In a World Without Innovation
Writer: Gracie Enticknap
Editor: Jasmine Lai
Artist: Patrick Marenda
Science fiction is a fascinating and transfixing genre which many consider the height of imagination. It takes science and technologies from real life, twisting and morphing them into fantastical or threatening innovations ingrained into futuristic societies. The Children of Men, however, takes a turn from this common trope, to build and explore a world in which experimental scientific solutions and innovation have failed to resolve impending human extinction.
The Children of Men, was written in 1992 by P.D James and takes place in the then-future year of 2021 (how meta is that). It’s a bleak, dystopian imagination of the future, where a global infertility pandemic has prevented the birth of any babies for 25 years, and with it society has descended into a state of emotional and economic chaos. Below the overtones of nationalism, authoritarianism, and racism, science relentlessly attempts to discover the cause of this issue and the solution to it. But in a world without the revolutionary technologies of artificial wombs or reproductive cloning, scientific efforts cannot be the hope and hero we so often expect it to be.
The cultural impact of science is told in the novel through the social consequences of a society without children. Raising children is an integral part of all global cultures, and here, without it, we see how women push around empty strollers and pose as mothers, causing immense distress and delusion. As a central part of many relationships, the absence of children results in disconnection, tension and the unfolding of relationships in the novel. Through this, James suggests that with the loss of children comes the loss of the primary purpose for sex or love. This way, at the hand of innovative failure, James uncovers a world that is disinterested, even from recreation, as the imminent death of humanity drains the meaning from life.
This disinterested attitude, a sign of dejection and lack of confidence in the future, explains its society’s increasing comfort with authoritarianism. The novel therefore subtextually reminds us how science and democracy are mutually reinforcing institutions. Democracies depend on science to effectively address public problems and provide a model of rational deliberation. Science can provide a freedom from fear, from want and from hopelessness, but without objective public engagement in problem solving, without successful science and necessary experimentation, these problems are left at the responsibility of the government who take yield of people’s civil liberties to provide such freedoms
Here, the failure of science further intersects with authoritarianism, brutality, exploitation, and despair. Freedom from fear is manufactured by the Warden through banishing criminals to the Isle of Man, an island devolved into anarchy. Freedom from want is provided by the purchase and exploitation of migrant labour to serve and support the ageing population. Freedom from hopelessness, however, is the greatest incapacity of the government, and so with euthanasia and organised dying, society places a huge and haunting importance on suicide, or the so-called ‘Quietus’. It is here that the most tragic consequence of scientific failure is imagined and made palpable.

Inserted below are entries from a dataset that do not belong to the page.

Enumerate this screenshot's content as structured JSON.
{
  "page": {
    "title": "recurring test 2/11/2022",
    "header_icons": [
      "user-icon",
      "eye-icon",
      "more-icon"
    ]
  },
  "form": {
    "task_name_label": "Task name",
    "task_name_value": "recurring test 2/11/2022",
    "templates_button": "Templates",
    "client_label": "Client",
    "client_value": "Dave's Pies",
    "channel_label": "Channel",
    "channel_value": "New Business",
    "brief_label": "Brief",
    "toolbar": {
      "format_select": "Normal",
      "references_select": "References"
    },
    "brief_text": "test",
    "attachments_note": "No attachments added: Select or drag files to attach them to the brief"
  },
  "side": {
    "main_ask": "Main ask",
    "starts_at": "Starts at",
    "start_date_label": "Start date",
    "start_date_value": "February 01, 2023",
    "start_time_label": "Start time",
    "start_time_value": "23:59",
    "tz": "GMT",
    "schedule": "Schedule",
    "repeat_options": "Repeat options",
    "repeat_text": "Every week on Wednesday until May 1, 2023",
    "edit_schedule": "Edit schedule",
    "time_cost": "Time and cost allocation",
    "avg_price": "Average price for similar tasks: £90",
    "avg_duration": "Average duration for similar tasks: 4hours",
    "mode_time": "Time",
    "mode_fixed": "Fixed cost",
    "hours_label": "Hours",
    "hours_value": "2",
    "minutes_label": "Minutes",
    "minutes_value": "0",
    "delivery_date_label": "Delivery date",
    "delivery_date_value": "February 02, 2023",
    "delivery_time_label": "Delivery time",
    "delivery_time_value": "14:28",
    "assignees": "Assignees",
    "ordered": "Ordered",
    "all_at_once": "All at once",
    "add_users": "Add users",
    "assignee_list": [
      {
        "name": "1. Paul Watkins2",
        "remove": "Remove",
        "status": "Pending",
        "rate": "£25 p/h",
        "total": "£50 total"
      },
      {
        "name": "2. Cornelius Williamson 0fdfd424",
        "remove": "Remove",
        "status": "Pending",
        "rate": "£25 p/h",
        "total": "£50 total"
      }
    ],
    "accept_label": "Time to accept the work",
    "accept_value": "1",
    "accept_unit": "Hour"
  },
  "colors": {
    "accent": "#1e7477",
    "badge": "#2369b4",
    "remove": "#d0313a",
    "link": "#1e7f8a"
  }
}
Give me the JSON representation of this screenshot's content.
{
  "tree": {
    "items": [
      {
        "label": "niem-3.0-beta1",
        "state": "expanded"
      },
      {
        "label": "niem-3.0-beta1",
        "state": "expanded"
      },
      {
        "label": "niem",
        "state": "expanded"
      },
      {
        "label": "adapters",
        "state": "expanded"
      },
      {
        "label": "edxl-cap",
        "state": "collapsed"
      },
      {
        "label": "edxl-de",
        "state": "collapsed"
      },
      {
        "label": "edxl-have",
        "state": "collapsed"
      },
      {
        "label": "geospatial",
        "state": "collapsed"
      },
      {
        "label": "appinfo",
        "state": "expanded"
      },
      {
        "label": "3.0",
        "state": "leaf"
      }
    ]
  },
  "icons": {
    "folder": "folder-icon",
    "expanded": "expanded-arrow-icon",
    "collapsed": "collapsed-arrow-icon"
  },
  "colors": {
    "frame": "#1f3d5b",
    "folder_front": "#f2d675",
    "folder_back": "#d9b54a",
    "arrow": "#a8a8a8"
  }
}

Throughout its subtext, James’ novel awakens us to the influence of science meeting our needs, resolving our concerns and being our hope for a better future. Yet with a childless future devoid of legacy, it would appear James believes that the ordinary, extraordinary human life we live and experience has lost its entire appeal. As sci-fi characteristically carries an element of truth, the gradual disintegration of society explored in The Children of Men is therefore a powerful telling of science’s impact on culture, the security it gives us, and a chilling reminder of our incredible reliance on scientific invention.